I’m no expert on Okinawan religion, and the facts seem to vary a lot depending on who you ask, but here’s a brief explanation of a ceremony I photographed last week on Kouri Island.
Okinawa’s native religion is ancestor worship, and the most important spiritual leaders are women. They are called either noro, yuta, or the more general term kaminchu. Ayako Toguchi is a spiritual leader on Kouri Island, I met her once before at the Unjami Festival. A friend pointed out on this visit that the mural in the shrine office of a woman flying through the air with a dragon is actually a portrait of Toguchi-san.
April 3rd, is the third day of the third month in the Okinawan calendar, and a special ceremony was held at Sururu Gama (Sururu Cave) on Kouri Island. The cave is only accessible at low tide, after a scramble down to a hidden beach.
Even at low tide the entrance must be cleared of rocks and sand before you can enter the cave.
After entering the cave, offerings of rice, incense, paper money and awamori (Okinawan rice liquor) were prepared. Then Toguchi-san put on her white robes and offered prayers.
A fascinating insight into a rarely seen part of traditional life on Okinawa.
How amazing that such traditions continue in Japan, I had no idea! beautiful photos too
Hi. It’s very interesting, just need to say – yuta is not a priestess, she’s like a shaman or medium.

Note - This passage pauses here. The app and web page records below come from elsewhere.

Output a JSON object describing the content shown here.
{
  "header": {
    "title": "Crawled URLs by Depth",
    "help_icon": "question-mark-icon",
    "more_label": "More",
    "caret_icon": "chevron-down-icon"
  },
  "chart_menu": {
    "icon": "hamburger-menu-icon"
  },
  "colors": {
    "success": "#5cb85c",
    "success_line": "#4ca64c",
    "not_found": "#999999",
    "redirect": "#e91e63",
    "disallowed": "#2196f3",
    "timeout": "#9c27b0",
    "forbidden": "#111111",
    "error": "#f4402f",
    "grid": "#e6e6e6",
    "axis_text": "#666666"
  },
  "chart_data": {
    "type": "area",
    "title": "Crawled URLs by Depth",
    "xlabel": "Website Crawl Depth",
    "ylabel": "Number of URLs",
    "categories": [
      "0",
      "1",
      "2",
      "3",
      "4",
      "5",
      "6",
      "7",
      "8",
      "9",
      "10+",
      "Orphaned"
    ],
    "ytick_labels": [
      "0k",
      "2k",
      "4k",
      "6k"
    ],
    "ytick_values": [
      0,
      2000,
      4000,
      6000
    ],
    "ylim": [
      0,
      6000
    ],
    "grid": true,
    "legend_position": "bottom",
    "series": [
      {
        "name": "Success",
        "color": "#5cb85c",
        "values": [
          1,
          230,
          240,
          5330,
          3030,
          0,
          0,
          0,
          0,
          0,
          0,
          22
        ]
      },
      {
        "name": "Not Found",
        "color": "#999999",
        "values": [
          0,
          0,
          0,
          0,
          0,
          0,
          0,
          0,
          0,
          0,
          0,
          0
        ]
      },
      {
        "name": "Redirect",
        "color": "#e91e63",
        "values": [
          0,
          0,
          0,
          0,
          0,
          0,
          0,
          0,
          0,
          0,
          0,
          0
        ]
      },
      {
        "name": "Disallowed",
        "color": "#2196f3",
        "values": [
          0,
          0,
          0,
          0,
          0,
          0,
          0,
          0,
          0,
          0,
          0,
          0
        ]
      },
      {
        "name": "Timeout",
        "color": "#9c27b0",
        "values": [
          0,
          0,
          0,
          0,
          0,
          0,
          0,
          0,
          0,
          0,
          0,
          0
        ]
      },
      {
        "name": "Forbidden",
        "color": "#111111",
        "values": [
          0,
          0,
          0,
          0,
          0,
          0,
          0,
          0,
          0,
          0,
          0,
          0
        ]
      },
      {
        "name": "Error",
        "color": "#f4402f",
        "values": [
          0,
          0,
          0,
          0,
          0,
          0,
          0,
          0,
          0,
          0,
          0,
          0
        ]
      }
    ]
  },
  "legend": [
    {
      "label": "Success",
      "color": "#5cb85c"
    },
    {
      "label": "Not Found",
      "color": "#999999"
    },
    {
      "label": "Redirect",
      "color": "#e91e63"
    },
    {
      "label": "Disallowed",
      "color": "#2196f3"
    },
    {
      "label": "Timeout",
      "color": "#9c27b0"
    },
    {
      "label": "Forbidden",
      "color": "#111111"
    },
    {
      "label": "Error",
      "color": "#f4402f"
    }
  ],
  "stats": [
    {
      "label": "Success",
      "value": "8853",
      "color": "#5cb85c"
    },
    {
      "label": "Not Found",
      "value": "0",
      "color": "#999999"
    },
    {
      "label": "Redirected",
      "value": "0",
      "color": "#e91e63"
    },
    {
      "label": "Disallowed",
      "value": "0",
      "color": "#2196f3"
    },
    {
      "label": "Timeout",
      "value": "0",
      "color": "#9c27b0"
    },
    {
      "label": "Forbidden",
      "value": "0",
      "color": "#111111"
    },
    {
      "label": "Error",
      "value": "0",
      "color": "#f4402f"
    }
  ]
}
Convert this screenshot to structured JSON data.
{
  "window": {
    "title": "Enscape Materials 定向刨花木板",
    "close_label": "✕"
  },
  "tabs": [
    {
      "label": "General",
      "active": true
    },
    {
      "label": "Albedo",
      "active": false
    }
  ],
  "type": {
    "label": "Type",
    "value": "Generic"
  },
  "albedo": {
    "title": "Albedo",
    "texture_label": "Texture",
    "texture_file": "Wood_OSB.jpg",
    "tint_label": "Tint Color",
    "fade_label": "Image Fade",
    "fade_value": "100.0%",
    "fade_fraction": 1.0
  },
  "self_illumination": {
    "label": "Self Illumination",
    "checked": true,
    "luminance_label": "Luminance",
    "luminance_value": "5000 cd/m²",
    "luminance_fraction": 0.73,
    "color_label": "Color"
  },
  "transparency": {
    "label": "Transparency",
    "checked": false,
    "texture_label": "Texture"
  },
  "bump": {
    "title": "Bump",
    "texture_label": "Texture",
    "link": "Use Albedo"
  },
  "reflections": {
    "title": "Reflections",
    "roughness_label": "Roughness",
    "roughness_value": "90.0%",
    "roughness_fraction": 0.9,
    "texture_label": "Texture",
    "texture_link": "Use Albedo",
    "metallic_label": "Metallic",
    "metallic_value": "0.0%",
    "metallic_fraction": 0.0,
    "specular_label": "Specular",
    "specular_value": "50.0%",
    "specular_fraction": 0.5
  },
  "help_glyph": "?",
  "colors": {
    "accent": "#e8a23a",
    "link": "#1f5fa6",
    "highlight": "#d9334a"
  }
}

Priestess in Okinawa are called tsukasa. Regards, Karola